    I really enjoyed this "graphic memoir". It was a unique concept. The author told the story of her life using a cartoon format. Her father was a very mysterious man while she was growing up and he seemed larger than life to his daughter, telling stories about heroic actions in Vietnam and working a clandestine job for the government. Later she grew to realize that he was not the man he said he was, and seemed to be involved in underhanded and illegal dealings.She goes on to tell about her college [...]

    “Whenever my father went out of town, he had the mail stopped.”Bill Sandell was an adventurous, larger than life, father. An ex-Green Beret, war hero, with a law degree and a P.H.D. He was both revered and feared by his children, especially Laurie, his oldest child. When Laurie was in her early twenties, she applied for her first credit card and was declined because of a bad credit record. It turns out several cards were already issued in her name and all of them were maxed out and unpaid. S [...]

    Quick read, colorful pictures, could be a good introduction to graphic novels for women, especially since a lot of other graphic novels that offer entry into the genre have male leads. Laurie's father, an economics professor, tells wild and dramatic stories about his past, and won't ever let anyone else get the family's mail, which tends to come bearing all sorts of aliases and imaginary names. When Laurie reaches her twenties, she realizes her father has been lying a lot, and has taken out cred [...]

    My favorite of the three adult graphic novels I read this weekend (the others were Stitches and Asterios Polyp, so that's kind of a big deal). Fun, fascinating self-discovery/parental discovery story about a girl who grew up with a con man for a dad. Goes into depth about how her trauma from that affected her relationship with a screenwriter from LA. Colorful illustrations, including some real life drawings she did as a little girl. Awesome book for 20somethings.

    Sanndell's story is interesting. Her painful family experience and couragous recovery are honest and inspiring. I was left wanting to know her father's actual history, not just his grandiose claims, but as it was for the author, those have never come to light.I'm not sure what the provocation was to create this in a graphic format. The illustrations were basic and didn't provide any enhancement to the story that couldn't have been communicated through text.Overall, it wasn't bad, just okay. Insp [...]

    Sarah Rosenberger
    I think this book was a bit of a bait and switch. Instead of interesting stories about the author's con man father, you get the self-indulgent recollections of a woman who thinks that her life and problems are far more interesting than they actually are. Oh goodness, you once had an affair with another woman? Oh dear, you occasionally drink an entire bottle of wine in an evening? Oh my, you're on a first name basis with B-list celebs? Yawn-I mean oh, how fascinating!

    Lauren Canaday
    I'm always looking for fun, colorful graphic memoirs that deal with spiritual and emotional journeys and freeing oneself from issues arising from your childhood. Ms. Sandell did a wonderful job quenching my thirst. Read it nonstop until I finished. It's The Bell Jar meets Fun Home. 5 stars! :)
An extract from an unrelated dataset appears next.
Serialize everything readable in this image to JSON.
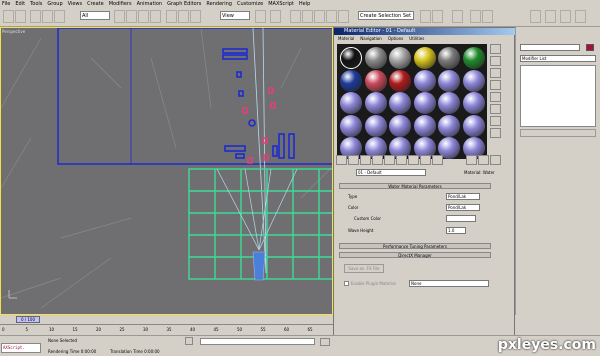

    Unsatisfying ending. It seems to be advertised as a different kind of memoir than it is.

    This is one of those "I could not put it down" books. The fact that it is in graphic format makes the myriad of emotions the author experienced vivid and compelling.

    • [PDF] ↠ Free Download ✓ The Impostor's Daughter: A True Memoir : by Laurie Sandell ↠
      343 Laurie Sandell
    • thumbnail Title: [PDF] ↠ Free Download ✓ The Impostor's Daughter: A True Memoir : by Laurie Sandell ↠
      Posted by:Laurie Sandell
      Published :2018-012-14T00:22:23+00:00